-- Supplied information follows --

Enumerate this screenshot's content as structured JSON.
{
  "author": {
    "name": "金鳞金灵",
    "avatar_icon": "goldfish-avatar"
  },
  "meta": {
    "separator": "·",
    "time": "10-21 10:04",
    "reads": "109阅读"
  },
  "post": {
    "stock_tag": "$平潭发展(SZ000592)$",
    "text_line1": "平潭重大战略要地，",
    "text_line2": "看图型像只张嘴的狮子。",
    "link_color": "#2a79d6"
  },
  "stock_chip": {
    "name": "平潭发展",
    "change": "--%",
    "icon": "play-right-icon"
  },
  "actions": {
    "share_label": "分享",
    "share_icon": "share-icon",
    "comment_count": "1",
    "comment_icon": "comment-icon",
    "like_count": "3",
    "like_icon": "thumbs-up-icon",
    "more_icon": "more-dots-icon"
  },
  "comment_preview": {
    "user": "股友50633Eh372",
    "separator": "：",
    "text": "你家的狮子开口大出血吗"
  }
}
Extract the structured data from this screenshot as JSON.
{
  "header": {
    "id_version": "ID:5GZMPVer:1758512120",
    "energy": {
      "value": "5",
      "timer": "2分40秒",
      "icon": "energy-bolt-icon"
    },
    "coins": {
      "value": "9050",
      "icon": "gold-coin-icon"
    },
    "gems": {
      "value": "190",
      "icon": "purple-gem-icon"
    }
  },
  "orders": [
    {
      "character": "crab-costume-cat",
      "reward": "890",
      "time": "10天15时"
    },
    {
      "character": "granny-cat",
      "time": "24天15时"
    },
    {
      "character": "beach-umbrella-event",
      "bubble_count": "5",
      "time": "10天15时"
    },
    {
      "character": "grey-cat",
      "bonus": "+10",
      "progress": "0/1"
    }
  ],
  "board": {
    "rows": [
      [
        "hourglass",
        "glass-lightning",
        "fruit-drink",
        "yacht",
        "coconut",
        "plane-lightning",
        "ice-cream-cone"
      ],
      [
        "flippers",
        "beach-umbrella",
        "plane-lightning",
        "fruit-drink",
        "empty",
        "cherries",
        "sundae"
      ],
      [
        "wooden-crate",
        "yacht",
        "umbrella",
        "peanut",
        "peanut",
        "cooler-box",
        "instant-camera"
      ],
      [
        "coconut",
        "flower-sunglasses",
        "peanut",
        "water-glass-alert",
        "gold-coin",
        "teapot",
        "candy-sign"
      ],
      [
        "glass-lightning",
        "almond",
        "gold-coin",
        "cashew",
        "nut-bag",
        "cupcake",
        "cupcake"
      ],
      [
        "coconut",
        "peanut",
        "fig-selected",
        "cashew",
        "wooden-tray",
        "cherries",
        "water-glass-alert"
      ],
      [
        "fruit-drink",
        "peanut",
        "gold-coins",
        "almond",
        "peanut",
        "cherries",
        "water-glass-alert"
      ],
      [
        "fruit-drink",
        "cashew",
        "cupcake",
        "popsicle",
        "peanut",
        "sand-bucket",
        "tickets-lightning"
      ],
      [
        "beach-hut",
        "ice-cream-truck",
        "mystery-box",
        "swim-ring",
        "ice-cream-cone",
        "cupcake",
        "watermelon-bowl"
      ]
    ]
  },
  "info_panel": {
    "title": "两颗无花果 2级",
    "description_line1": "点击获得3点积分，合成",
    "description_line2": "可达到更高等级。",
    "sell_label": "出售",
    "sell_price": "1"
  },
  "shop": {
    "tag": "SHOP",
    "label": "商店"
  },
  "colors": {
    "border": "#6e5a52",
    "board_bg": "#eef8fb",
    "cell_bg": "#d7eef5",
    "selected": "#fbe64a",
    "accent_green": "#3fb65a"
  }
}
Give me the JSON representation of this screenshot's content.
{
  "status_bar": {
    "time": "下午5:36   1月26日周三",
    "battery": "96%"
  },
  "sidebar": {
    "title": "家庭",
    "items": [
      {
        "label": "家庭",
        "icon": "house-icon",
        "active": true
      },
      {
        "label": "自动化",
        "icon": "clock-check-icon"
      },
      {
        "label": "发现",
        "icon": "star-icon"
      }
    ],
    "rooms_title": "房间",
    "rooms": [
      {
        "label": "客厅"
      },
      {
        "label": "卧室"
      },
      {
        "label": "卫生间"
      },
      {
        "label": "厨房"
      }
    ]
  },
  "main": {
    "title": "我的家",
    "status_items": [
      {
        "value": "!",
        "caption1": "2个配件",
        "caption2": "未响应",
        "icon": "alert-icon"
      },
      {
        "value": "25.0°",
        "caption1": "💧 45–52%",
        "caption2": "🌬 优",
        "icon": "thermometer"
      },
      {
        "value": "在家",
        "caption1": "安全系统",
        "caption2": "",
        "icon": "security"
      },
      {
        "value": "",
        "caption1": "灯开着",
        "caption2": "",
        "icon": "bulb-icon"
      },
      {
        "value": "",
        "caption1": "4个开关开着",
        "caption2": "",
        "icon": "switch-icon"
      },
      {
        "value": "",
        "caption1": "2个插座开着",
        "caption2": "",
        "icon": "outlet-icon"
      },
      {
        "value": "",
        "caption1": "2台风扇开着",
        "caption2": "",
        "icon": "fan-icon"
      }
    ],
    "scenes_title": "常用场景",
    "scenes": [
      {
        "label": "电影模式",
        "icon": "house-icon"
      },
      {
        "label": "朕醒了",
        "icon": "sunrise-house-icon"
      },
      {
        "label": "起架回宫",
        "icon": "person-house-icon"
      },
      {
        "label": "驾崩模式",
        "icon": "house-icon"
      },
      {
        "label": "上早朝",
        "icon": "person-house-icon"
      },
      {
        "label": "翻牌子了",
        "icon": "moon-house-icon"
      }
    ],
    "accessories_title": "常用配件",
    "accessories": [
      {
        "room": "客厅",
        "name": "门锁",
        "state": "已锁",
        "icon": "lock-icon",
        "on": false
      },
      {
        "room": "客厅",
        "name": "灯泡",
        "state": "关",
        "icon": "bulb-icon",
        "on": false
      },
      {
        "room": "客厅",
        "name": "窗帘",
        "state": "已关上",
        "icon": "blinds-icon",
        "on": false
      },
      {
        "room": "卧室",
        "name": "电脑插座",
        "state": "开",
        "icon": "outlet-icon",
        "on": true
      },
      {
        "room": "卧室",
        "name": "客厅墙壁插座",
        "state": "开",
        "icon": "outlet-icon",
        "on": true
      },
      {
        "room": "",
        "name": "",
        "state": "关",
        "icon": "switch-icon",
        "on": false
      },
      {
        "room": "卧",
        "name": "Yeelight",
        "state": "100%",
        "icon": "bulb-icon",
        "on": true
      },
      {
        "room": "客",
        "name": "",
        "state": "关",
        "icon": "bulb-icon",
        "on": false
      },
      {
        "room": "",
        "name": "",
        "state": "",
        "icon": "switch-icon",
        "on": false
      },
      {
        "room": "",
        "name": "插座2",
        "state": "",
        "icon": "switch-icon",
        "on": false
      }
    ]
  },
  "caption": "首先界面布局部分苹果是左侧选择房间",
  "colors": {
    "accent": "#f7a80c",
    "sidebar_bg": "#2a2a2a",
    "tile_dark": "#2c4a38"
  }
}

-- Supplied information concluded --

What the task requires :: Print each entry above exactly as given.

Your response ::
Enumerate this screenshot's content as structured JSON.
{
  "author": {
    "name": "金鳞金灵",
    "avatar_icon": "goldfish-avatar"
  },
  "meta": {
    "separator": "·",
    "time": "10-21 10:04",
    "reads": "109阅读"
  },
  "post": {
    "stock_tag": "$平潭发展(SZ000592)$",
    "text_line1": "平潭重大战略要地，",
    "text_line2": "看图型像只张嘴的狮子。",
    "link_color": "#2a79d6"
  },
  "stock_chip": {
    "name": "平潭发展",
    "change": "--%",
    "icon": "play-right-icon"
  },
  "actions": {
    "share_label": "分享",
    "share_icon": "share-icon",
    "comment_count": "1",
    "comment_icon": "comment-icon",
    "like_count": "3",
    "like_icon": "thumbs-up-icon",
    "more_icon": "more-dots-icon"
  },
  "comment_preview": {
    "user": "股友50633Eh372",
    "separator": "：",
    "text": "你家的狮子开口大出血吗"
  }
}
Extract the structured data from this screenshot as JSON.
{
  "header": {
    "id_version": "ID:5GZMPVer:1758512120",
    "energy": {
      "value": "5",
      "timer": "2分40秒",
      "icon": "energy-bolt-icon"
    },
    "coins": {
      "value": "9050",
      "icon": "gold-coin-icon"
    },
    "gems": {
      "value": "190",
      "icon": "purple-gem-icon"
    }
  },
  "orders": [
    {
      "character": "crab-costume-cat",
      "reward": "890",
      "time": "10天15时"
    },
    {
      "character": "granny-cat",
      "time": "24天15时"
    },
    {
      "character": "beach-umbrella-event",
      "bubble_count": "5",
      "time": "10天15时"
    },
    {
      "character": "grey-cat",
      "bonus": "+10",
      "progress": "0/1"
    }
  ],
  "board": {
    "rows": [
      [
        "hourglass",
        "glass-lightning",
        "fruit-drink",
        "yacht",
        "coconut",
        "plane-lightning",
        "ice-cream-cone"
      ],
      [
        "flippers",
        "beach-umbrella",
        "plane-lightning",
        "fruit-drink",
        "empty",
        "cherries",
        "sundae"
      ],
      [
        "wooden-crate",
        "yacht",
        "umbrella",
        "peanut",
        "peanut",
        "cooler-box",
        "instant-camera"
      ],
      [
        "coconut",
        "flower-sunglasses",
        "peanut",
        "water-glass-alert",
        "gold-coin",
        "teapot",
        "candy-sign"
      ],
      [
        "glass-lightning",
        "almond",
        "gold-coin",
        "cashew",
        "nut-bag",
        "cupcake",
        "cupcake"
      ],
      [
        "coconut",
        "peanut",
        "fig-selected",
        "cashew",
        "wooden-tray",
        "cherries",
        "water-glass-alert"
      ],
      [
        "fruit-drink",
        "peanut",
        "gold-coins",
        "almond",
        "peanut",
        "cherries",
        "water-glass-alert"
      ],
      [
        "fruit-drink",
        "cashew",
        "cupcake",
        "popsicle",
        "peanut",
        "sand-bucket",
        "tickets-lightning"
      ],
      [
        "beach-hut",
        "ice-cream-truck",
        "mystery-box",
        "swim-ring",
        "ice-cream-cone",
        "cupcake",
        "watermelon-bowl"
      ]
    ]
  },
  "info_panel": {
    "title": "两颗无花果 2级",
    "description_line1": "点击获得3点积分，合成",
    "description_line2": "可达到更高等级。",
    "sell_label": "出售",
    "sell_price": "1"
  },
  "shop": {
    "tag": "SHOP",
    "label": "商店"
  },
  "colors": {
    "border": "#6e5a52",
    "board_bg": "#eef8fb",
    "cell_bg": "#d7eef5",
    "selected": "#fbe64a",
    "accent_green": "#3fb65a"
  }
}
Give me the JSON representation of this screenshot's content.
{
  "status_bar": {
    "time": "下午5:36   1月26日周三",
    "battery": "96%"
  },
  "sidebar": {
    "title": "家庭",
    "items": [
      {
        "label": "家庭",
        "icon": "house-icon",
        "active": true
      },
      {
        "label": "自动化",
        "icon": "clock-check-icon"
      },
      {
        "label": "发现",
        "icon": "star-icon"
      }
    ],
    "rooms_title": "房间",
    "rooms": [
      {
        "label": "客厅"
      },
      {
        "label": "卧室"
      },
      {
        "label": "卫生间"
      },
      {
        "label": "厨房"
      }
    ]
  },
  "main": {
    "title": "我的家",
    "status_items": [
      {
        "value": "!",
        "caption1": "2个配件",
        "caption2": "未响应",
        "icon": "alert-icon"
      },
      {
        "value": "25.0°",
        "caption1": "💧 45–52%",
        "caption2": "🌬 优",
        "icon": "thermometer"
      },
      {
        "value": "在家",
        "caption1": "安全系统",
        "caption2": "",
        "icon": "security"
      },
      {
        "value": "",
        "caption1": "灯开着",
        "caption2": "",
        "icon": "bulb-icon"
      },
      {
        "value": "",
        "caption1": "4个开关开着",
        "caption2": "",
        "icon": "switch-icon"
      },
      {
        "value": "",
        "caption1": "2个插座开着",
        "caption2": "",
        "icon": "outlet-icon"
      },
      {
        "value": "",
        "caption1": "2台风扇开着",
        "caption2": "",
        "icon": "fan-icon"
      }
    ],
    "scenes_title": "常用场景",
    "scenes": [
      {
        "label": "电影模式",
        "icon": "house-icon"
      },
      {
        "label": "朕醒了",
        "icon": "sunrise-house-icon"
      },
      {
        "label": "起架回宫",
        "icon": "person-house-icon"
      },
      {
        "label": "驾崩模式",
        "icon": "house-icon"
      },
      {
        "label": "上早朝",
        "icon": "person-house-icon"
      },
      {
        "label": "翻牌子了",
        "icon": "moon-house-icon"
      }
    ],
    "accessories_title": "常用配件",
    "accessories": [
      {
        "room": "客厅",
        "name": "门锁",
        "state": "已锁",
        "icon": "lock-icon",
        "on": false
      },
      {
        "room": "客厅",
        "name": "灯泡",
        "state": "关",
        "icon": "bulb-icon",
        "on": false
      },
      {
        "room": "客厅",
        "name": "窗帘",
        "state": "已关上",
        "icon": "blinds-icon",
        "on": false
      },
      {
        "room": "卧室",
        "name": "电脑插座",
        "state": "开",
        "icon": "outlet-icon",
        "on": true
      },
      {
        "room": "卧室",
        "name": "客厅墙壁插座",
        "state": "开",
        "icon": "outlet-icon",
        "on": true
      },
      {
        "room": "",
        "name": "",
        "state": "关",
        "icon": "switch-icon",
        "on": false
      },
      {
        "room": "卧",
        "name": "Yeelight",
        "state": "100%",
        "icon": "bulb-icon",
        "on": true
      },
      {
        "room": "客",
        "name": "",
        "state": "关",
        "icon": "bulb-icon",
        "on": false
      },
      {
        "room": "",
        "name": "",
        "state": "",
        "icon": "switch-icon",
        "on": false
      },
      {
        "room": "",
        "name": "插座2",
        "state": "",
        "icon": "switch-icon",
        "on": false
      }
    ]
  },
  "caption": "首先界面布局部分苹果是左侧选择房间",
  "colors": {
    "accent": "#f7a80c",
    "sidebar_bg": "#2a2a2a",
    "tile_dark": "#2c4a38"
  }
}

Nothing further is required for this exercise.